For the names of the singers, go to Victor Book of the Opera page 4.
October 6, 2014 – December 18, 2014
The Stedman Gallery is presenting an exhibition titled Sounds of Camden that will run from October 6 to December 18, 2014. The exhibition is inspired by the founding of Victor Talking Machine Company in Camden in 1902; the company helped pioneer sound technology and music recording as the world’s leading manufacturer of home record players (Victrolas) in the early 20th century. Becoming RCA Victor in 1928, the company’s hundreds of cabinet makers developed beautifully crafted speaker technology while over 4,000 engineers developed the sound and transmission technology that led to home radios, and televisions, examples of which are presented in the gallery. A sampling of these early record playing machines have been generously lent by the Camden County Historical Society in Camden NJ, RCA Heritage Project Museum at Rowan University, and the State of Delaware Historical and Cultural Affairs in Dover, Delaware. Visitors to the exhibition can also listen to samples of the vast playlist recorded in Camden for the RCA Victor label almost a century ago.Mandi Magnuson-Hung, Programs Associate at the Mid-Atlantic Regional Center for the Humanities (MARCH), is documenting this history of industrial Camden. For further reading http://rcca.camden.rutgers.edu/sounds-of-camden-chronology/

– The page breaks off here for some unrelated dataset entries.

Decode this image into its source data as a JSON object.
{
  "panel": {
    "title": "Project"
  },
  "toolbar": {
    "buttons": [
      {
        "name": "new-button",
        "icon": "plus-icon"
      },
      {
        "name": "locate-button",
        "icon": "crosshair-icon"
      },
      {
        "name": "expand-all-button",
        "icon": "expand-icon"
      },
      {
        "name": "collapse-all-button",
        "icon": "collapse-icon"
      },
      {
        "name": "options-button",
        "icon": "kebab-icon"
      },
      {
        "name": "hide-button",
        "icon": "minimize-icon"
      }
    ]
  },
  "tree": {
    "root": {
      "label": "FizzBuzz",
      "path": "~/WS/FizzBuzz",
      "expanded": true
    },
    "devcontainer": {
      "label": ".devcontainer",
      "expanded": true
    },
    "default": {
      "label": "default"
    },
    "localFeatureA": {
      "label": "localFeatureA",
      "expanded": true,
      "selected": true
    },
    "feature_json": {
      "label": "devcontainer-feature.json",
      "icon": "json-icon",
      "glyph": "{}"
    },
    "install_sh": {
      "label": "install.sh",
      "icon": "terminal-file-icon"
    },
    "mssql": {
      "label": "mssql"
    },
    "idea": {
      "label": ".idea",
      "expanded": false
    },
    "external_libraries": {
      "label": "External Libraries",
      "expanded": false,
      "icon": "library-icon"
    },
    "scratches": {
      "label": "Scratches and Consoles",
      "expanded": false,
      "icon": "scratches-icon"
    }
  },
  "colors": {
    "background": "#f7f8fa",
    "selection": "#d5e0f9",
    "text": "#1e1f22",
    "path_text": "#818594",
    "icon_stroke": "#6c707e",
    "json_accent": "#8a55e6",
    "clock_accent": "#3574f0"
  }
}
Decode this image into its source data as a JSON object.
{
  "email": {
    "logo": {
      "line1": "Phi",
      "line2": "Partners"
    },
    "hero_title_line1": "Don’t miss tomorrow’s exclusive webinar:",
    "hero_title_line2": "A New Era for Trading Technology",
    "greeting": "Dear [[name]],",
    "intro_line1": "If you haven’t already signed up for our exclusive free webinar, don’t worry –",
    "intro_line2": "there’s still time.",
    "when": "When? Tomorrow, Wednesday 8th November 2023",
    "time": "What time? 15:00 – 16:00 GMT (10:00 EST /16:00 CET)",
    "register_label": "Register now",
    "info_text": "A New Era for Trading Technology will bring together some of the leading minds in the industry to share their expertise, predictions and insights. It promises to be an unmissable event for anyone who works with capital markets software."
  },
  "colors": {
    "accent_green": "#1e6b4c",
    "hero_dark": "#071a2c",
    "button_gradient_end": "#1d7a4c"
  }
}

This exhibition will also present live performances and recordings that carry historical and contemporary Sounds of Camden: music, poetry, recorded oral history. Musician Mark Zaki has composed a contemporary electro—acoustic music work titled Camden Rounds integrating ambient sounds of Camden, such as the Riverline and PATCO that will play continuously in the Stedman Gallery.
Joe Schiavo, Artistic Director of the Mallery Concert Series, has developed a fall season’s programming of recitals with a Camden connection. Recitals will be held in the Mallery Room, Fine Arts Building 224 at 12:15 pm on the following Wednesdays: October 1, 8, 15, 22, 29, November 5, 12, 19 and December 3.
Gordon Theater sound technician Stefan Arnärson is developing 4 listening stations for visitors to sample classical and popular recordings produced in Camden by RCA Victor, voices of Camden, and recordings of and by Walt Whitman.
Miranda Powell is overseeing a studio for visitors to record their experiences and memories of Camden. This recording booth will be open to the public. Call Miranda Powell at 856-225-6202 for more information and to reserve a recording time.
Sculptor Elizabeth Demaray is recording humans imitating bird songs, a piece titled “The Songs We Sing Camden,” drawing attention to the demise of bird populations. The recordings will be played in random sites across campus, both indoors and out.
Theater director Ken Elliott has written “Hand Me Down the Silver Trumpet,” a musical review of recordings from the RCA Victor songbook from the 1920s and 1930s by African-American artists, featuring Dionne Fields. The review will be held in the Gordon Theater at 7:30 pm Friday October 17 and Saturday October 18; a 2 pm Sunday matinee October 19, and a performance for high schools 10 am Thursday October 16.
Tyler Hoffman, who has a broad interest in the spoken word, has curated live and recorded performances of writing and poetry, including that of Camden residents Walt Whitman and Nick Virgilio. Whitman recordings will be accompanied by Robert E. Emmons collection of Walt Whitman memorabilia.
Tyler Hoffman and RCCA associate director Noreen Scott-Garrity are organizing a reading of Walt Whitman’s 52 part Song of Myself in the Stedman Gallery at 4 pm on Thursday November 13. Contact Noreen Scott-Garrity at 856-225-6306 if you wish to participate.
In addition, the Walt Whitman House, located at 330 Mickle Boulevard (also known as Martin Luther King Jr. Boulevard) in Camden, will be open for guided tours earlier that same day, at 12:30pm. All readers and audience members are welcome, but please reserve your spot at 856.964-5383, as tours are limited in size. Constructed in 1848, this modest wooden-framed structure built in Greek-revival style was the only home ever owned by Walt Whitman. Here is where Whitman grew to international fame as the author of Leaves of Grass, hosted visitors from around the world and completed his last comprehensive volume of poetry before his death in 1892.
Symphony in C has programmed Brahm’s Hungarian Dances 5 & 6 recorded by the Philadelphia Philharmonic orchestra in RCA studios in 1917 for its November 1 concert to be performed in the Gordon Theater. Music Director Rossen Milanov will share his thoughts on the importance of recorded music in the City of Camden. The public is invited to attend the dress rehearsal to be held in the Gordon at 7:30 pm. on October 29, preceded by a reception at 7 pm.. This is a free event but please call to reserve your place.
The Stedman Gallery will be presenting in-house performances of Camden-related music, poetry and readings for small groups. Please call Nancy Maguire at 856-225-6245 if you would like to join the roster.